Director Emery Ross is an Outside MIDPOU customer with two meters. He owns and operates a commercial cattle ranching business and believes the district should drill more ground wells, but again, I must respectfully disagree for three main reasons: 1)
Ground wells are expensive to develop, 2) Can be unreliable in this fractured rock
geology, and 3) It is unfair to require the majority of customers to financially fund a special benefit, especially if a commercial enterprise
WITHOUT “SKIN IN THE GAME”
Without something to lose there are those Outside Place of Use property owners who could care less about the Ranchito Well or the additional costs and procedures required to provide that alternative water source. Some have even advocated further expansion of the district to include multiple subdivisions with hundreds of homes. Why should they care? If the Ranchito Well goes out the district will simply cover all the costs of repair or replacement. This course “boils down” to the fact all customers (water consuming and availability fee paying properties alike) will cover the costs of a special benefit they do not receive.
THE “OMIDPOU SBAZ”
The Outside Merced Irrigation District Place of Use Special Benefit Assessment Zone
A while back I mentioned the idea of a special benefit assessment zone where those who require the Ranchito well, for co-mixing of Merced River water for their OMIDPOU properties, could form their own organization of service. The additional costs associated

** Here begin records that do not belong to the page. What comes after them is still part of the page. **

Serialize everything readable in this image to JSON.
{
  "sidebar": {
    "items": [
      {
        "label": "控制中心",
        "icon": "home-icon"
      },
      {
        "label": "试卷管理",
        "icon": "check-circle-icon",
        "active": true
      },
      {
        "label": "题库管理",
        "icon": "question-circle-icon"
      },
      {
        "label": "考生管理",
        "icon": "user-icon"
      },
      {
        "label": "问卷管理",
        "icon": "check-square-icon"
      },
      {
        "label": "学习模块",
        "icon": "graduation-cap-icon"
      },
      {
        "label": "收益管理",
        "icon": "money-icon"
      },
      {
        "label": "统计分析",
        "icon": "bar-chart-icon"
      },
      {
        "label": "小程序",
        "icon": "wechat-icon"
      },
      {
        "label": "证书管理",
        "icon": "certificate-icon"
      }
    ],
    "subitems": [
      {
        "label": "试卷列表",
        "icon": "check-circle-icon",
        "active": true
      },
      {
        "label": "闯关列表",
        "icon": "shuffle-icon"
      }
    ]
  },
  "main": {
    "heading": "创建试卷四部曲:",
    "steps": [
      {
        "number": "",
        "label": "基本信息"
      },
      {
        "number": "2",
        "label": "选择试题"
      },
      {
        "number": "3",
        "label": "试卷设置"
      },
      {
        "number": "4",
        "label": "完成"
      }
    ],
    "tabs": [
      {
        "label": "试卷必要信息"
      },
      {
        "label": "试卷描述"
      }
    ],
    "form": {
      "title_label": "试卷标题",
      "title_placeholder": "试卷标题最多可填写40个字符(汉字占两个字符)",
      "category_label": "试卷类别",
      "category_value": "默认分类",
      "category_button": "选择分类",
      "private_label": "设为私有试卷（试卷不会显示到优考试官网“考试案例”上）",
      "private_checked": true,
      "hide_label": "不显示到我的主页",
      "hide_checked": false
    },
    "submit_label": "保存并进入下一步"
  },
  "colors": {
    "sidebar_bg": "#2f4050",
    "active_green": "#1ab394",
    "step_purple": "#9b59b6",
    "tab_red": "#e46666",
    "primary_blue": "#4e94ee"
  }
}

with the Ranchito Well for supplying water to outside permitted areas (called “ground water substitution for surface water transfer”) would be borne by those receiving that special benefit. This is the same principal as the sewer system around the golf course where only those properties connected to the sewer system pay for that service, not the majority of owners who have private onsite septic systems.
Every OMIDPOU SBAZ connected property would share in and fund the additional costs required for maintenance, repair, future replacement, power, testing and monitoring of the well. The OMIDPOU SBAZ membership could decide whether additional connections
would be in the group’s best interest. The LDPCSD would continue to co-mingle
Merced Water, perform treatment, testing, storage, distribution and billing for
the finished product.
The costs would not be significant if the Ranchito Well continues to serve those already connected and that water consumption does not increase drastically (subdivisions and other high water usage businesses). If, however, further expansion of the OMIDPOU
service area gets expensive with ground well drilling, pumps, boosters, and other
equipment, those costs should be absorbed by those who receive the benefit.
HOW DID THIS MESS DEVELOP?
Will you annex? Sure you bet. Will you pay a buy-in fee to make up for all the fees veryone else in the district has paid since before and during the district’s inception? No
problem. Better yet…. How about I don’t pay anything until I actually need the water?
Great, it’s a deal. I’ll pay $180 a year to insure that I can get water someday even though my property is outside the MIDPOU and I have no idea when or what I might construct in the future. You’ve got a deal!
Heck, that’s only a step up from those properties that are within our district boundary yet do not contribute one thin dime to support district operations. Gee, they can even be the deciding votes on who represents the entire customer base (realizing of course most of our customers are absentees and usually cannot participate in CSD elections anyway).
Again, it took quite a while for this problem to develop but it obviously needs to be addressed.
My best to you and yours, Lew